### TASK REQUIREMENTS
For the entries below, state how many lines contain the word "legend" and add nothing else.

━━━━━━

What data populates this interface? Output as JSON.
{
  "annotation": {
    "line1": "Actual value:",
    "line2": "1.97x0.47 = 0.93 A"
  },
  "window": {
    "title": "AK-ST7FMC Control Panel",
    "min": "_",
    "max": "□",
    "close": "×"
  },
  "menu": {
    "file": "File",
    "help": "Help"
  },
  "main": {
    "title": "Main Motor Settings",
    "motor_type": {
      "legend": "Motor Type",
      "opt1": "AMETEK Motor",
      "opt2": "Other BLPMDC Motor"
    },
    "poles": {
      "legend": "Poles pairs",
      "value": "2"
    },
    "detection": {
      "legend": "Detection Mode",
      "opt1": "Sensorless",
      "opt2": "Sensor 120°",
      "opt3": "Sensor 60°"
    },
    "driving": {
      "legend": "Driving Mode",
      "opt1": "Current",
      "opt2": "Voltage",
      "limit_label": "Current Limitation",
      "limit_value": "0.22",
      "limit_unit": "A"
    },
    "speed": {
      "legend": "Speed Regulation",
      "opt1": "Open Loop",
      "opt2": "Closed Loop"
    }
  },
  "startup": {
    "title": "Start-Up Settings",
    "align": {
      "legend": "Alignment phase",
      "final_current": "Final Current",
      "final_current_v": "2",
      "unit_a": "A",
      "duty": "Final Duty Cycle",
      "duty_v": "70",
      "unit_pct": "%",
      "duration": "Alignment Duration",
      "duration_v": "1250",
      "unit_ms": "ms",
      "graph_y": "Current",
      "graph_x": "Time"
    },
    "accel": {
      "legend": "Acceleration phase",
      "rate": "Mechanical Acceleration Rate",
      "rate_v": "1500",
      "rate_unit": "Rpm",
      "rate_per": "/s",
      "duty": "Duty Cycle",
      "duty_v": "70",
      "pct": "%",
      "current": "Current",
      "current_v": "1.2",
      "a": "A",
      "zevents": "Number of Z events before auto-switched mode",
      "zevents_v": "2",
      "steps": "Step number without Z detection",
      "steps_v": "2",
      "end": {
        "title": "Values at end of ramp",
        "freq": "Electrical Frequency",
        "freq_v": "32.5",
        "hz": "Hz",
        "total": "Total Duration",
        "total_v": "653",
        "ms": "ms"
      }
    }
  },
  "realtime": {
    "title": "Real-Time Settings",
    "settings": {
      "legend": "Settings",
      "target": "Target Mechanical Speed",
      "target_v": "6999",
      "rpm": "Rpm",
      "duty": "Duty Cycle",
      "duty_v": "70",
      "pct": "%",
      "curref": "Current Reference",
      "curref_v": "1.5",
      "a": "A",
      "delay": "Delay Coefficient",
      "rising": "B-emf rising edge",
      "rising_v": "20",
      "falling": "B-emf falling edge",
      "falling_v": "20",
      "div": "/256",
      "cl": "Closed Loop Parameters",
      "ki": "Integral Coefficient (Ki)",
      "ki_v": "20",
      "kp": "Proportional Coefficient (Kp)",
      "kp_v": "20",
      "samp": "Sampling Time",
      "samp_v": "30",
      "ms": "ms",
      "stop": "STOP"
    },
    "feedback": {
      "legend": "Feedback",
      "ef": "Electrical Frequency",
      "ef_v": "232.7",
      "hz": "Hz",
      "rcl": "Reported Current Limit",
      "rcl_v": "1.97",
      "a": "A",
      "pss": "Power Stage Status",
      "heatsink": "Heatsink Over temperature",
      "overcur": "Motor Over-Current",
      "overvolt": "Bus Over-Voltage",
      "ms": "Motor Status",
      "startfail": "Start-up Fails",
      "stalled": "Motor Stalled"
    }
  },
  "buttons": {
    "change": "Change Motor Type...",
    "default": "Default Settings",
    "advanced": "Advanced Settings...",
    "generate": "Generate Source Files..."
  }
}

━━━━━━

### ANSWER SECTION
9